▶ _Work instructions_
Your answer must contain each line of the data, copied exactly.

□ □ □ □ □

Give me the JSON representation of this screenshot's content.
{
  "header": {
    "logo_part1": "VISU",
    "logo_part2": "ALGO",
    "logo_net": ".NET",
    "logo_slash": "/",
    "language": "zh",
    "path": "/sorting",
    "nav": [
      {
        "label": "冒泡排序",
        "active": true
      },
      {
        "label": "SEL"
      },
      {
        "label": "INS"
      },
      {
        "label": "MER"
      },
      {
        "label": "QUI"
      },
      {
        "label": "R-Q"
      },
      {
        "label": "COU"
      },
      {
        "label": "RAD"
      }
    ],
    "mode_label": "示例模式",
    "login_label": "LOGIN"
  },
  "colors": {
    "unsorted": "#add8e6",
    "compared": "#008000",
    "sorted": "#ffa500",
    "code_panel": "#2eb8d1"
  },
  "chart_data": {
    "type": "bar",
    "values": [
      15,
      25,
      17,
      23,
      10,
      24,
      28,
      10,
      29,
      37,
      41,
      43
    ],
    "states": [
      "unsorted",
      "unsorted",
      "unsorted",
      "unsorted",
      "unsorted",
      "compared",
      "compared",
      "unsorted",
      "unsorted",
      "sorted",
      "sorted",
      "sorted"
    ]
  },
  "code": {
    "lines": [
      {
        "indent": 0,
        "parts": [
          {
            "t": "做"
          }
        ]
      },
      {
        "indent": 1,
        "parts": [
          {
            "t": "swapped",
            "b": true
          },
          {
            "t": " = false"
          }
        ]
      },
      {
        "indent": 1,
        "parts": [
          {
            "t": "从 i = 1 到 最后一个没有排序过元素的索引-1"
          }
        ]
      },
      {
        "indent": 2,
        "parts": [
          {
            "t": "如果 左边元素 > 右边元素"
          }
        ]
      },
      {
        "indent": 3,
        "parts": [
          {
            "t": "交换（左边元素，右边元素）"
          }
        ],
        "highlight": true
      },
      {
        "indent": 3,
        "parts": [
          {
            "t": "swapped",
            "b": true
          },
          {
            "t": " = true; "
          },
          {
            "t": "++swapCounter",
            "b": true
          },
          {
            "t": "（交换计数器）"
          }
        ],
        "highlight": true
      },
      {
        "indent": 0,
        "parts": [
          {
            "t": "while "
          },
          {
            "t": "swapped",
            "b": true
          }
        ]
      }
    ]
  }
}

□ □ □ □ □

▶ _Solution for this problem_
Give me the JSON representation of this screenshot's content.
{
  "header": {
    "logo_part1": "VISU",
    "logo_part2": "ALGO",
    "logo_net": ".NET",
    "logo_slash": "/",
    "language": "zh",
    "path": "/sorting",
    "nav": [
      {
        "label": "冒泡排序",
        "active": true
      },
      {
        "label": "SEL"
      },
      {
        "label": "INS"
      },
      {
        "label": "MER"
      },
      {
        "label": "QUI"
      },
      {
        "label": "R-Q"
      },
      {
        "label": "COU"
      },
      {
        "label": "RAD"
      }
    ],
    "mode_label": "示例模式",
    "login_label": "LOGIN"
  },
  "colors": {
    "unsorted": "#add8e6",
    "compared": "#008000",
    "sorted": "#ffa500",
    "code_panel": "#2eb8d1"
  },
  "chart_data": {
    "type": "bar",
    "values": [
      15,
      25,
      17,
      23,
      10,
      24,
      28,
      10,
      29,
      37,
      41,
      43
    ],
    "states": [
      "unsorted",
      "unsorted",
      "unsorted",
      "unsorted",
      "unsorted",
      "compared",
      "compared",
      "unsorted",
      "unsorted",
      "sorted",
      "sorted",
      "sorted"
    ]
  },
  "code": {
    "lines": [
      {
        "indent": 0,
        "parts": [
          {
            "t": "做"
          }
        ]
      },
      {
        "indent": 1,
        "parts": [
          {
            "t": "swapped",
            "b": true
          },
          {
            "t": " = false"
          }
        ]
      },
      {
        "indent": 1,
        "parts": [
          {
            "t": "从 i = 1 到 最后一个没有排序过元素的索引-1"
          }
        ]
      },
      {
        "indent": 2,
        "parts": [
          {
            "t": "如果 左边元素 > 右边元素"
          }
        ]
      },
      {
        "indent": 3,
        "parts": [
          {
            "t": "交换（左边元素，右边元素）"
          }
        ],
        "highlight": true
      },
      {
        "indent": 3,
        "parts": [
          {
            "t": "swapped",
            "b": true
          },
          {
            "t": " = true; "
          },
          {
            "t": "++swapCounter",
            "b": true
          },
          {
            "t": "（交换计数器）"
          }
        ],
        "highlight": true
      },
      {
        "indent": 0,
        "parts": [
          {
            "t": "while "
          },
          {
            "t": "swapped",
            "b": true
          }
        ]
      }
    ]
  }
}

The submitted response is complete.